“Geo-Filtering” OSS: A Slippery Slope?
Concerns about software that comes from particular regions of the world, such as China or Russia, are rapidly increasing and gaining visibility. Companies, customers, and governments all must take security and privacy threats seriously.
The idea of blocking OSS that originates from certain countries could, in theory, be considered an option. All open source components could be vetted as part of the CI/CD process, contributions outside of policy could prevent the build from shipping, and those from restricted geographies would ultimately not be used in production code.
But let’s step back for a minute. If the OSS community is global, and anyone can contribute to any project, the idea of geo-filtering easily becomes the crest of a slippery slope. After all, until now, open source was actually the solution to the problem of security controls on certain foreign-origin software.

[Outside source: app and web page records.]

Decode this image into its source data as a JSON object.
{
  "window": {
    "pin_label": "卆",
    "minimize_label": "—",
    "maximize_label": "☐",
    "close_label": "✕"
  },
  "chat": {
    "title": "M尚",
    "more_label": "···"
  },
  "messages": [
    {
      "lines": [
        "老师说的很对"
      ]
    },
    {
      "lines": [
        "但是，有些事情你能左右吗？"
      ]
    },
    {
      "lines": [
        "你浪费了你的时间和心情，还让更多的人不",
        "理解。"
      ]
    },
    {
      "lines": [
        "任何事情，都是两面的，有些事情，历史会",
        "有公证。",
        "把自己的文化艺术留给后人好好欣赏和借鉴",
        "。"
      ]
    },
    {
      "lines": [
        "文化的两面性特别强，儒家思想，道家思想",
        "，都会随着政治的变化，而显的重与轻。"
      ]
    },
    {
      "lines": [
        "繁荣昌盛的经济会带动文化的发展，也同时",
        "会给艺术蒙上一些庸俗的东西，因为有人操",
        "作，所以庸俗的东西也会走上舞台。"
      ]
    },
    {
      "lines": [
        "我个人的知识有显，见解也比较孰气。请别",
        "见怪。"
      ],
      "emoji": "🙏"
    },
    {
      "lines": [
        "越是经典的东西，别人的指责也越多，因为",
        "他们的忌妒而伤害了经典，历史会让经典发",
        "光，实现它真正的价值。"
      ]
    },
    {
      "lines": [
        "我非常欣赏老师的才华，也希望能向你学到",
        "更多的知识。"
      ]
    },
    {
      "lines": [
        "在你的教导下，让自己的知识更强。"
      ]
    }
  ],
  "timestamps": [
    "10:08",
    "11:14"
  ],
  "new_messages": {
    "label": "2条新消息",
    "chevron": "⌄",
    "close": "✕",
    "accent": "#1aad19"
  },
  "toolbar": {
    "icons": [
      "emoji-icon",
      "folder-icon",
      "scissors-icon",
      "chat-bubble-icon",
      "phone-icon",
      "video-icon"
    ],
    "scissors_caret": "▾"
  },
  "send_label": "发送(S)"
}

It’s easy to ban software from one country. But what if a piece of software could have code written by developers all over the world? One program could have a U.S. developer contribute alongside a developer from the U.K., Russia, China, Japan, Argentina, Egypt, Israel, and many others. That’s ultimately the entire nature of the open source ethos and, arguably, the source of benefit when it comes to open source software’s better security, extensibility, interoperability, and scalability.
More strikingly, location is arguably a false flag, since anyone who has seen a post-Cold War spy movie knows that identity and loyalty are rarely perfectly aligned to geography, nationality, or heritage.
So, when is it justifiable for governments to compel companies to dig into the demographics of every OSS contribution? Where do we decide where to draw the line? How do we understand the balance between perceived and real security threat, no less the cost and benefit of researching every developer who has ever contributed a line of code or fix?
Would your budget collapse under the weight of cyber sleuthing? Or, like so many other elements of security and governance, would automation be the only practicable solution?
Do You Know Where Your OSS Comes From?
We’ve raised many questions here. Right now, that’s all the industry has. Questions are the first step towards finding solutions. But what do we do now?
We could ignore everything that’s happening. Just because a few Chinese companies have gained traction among consumers in the U.S., it’s as yet unclear whether federal decisions are being driven by an actual non-neutral security threat or another hardline trade policy.
On the other hand, some pundits believe nefarious foreign state data access is the greatest existential threat to the safety of the world’s richest democracies. That would arguably make foreign-origin contributions to open source software the primary surface area for non-compliance with future security policy.
While one definitive solution has proven elusive, there are some options.
We could just keep the status quo and perform the standard security reviews, enhancing the open source infrastructure we’ve chosen and trusting our practices and processes to vet it.
Complete lockdown is a second option. In an age when Chinese government access to foreign consumer data is a documented source of state-run surveillance programs, unmitigated use of open source components may be truly dangerous.
A third option is to fork open source projects and maintain them only in the U.S. and partner countries. This is a practicable short-term solution, especially for critical infrastructure. But the Great Fork will likely become difficult to maintain and fall behind current innovations.
But it’s unlikely the nationality of software will go completely unregulated in the future or that we’ll ever return to building every piece of software ourselves, even if we’d then know the code is safe. The solution is certainly somewhere in the middle. And, possibly more importantly, effective governance will almost assuredly rely on automation that helps every company scale its policy enforcement to maintain the pace of open source.
A solution is not here yet. But we can and should start thinking about the implications of open source software’s origins, the changing direction of federal policy, and our responsibility to maintain our customers’ privacy and our national security.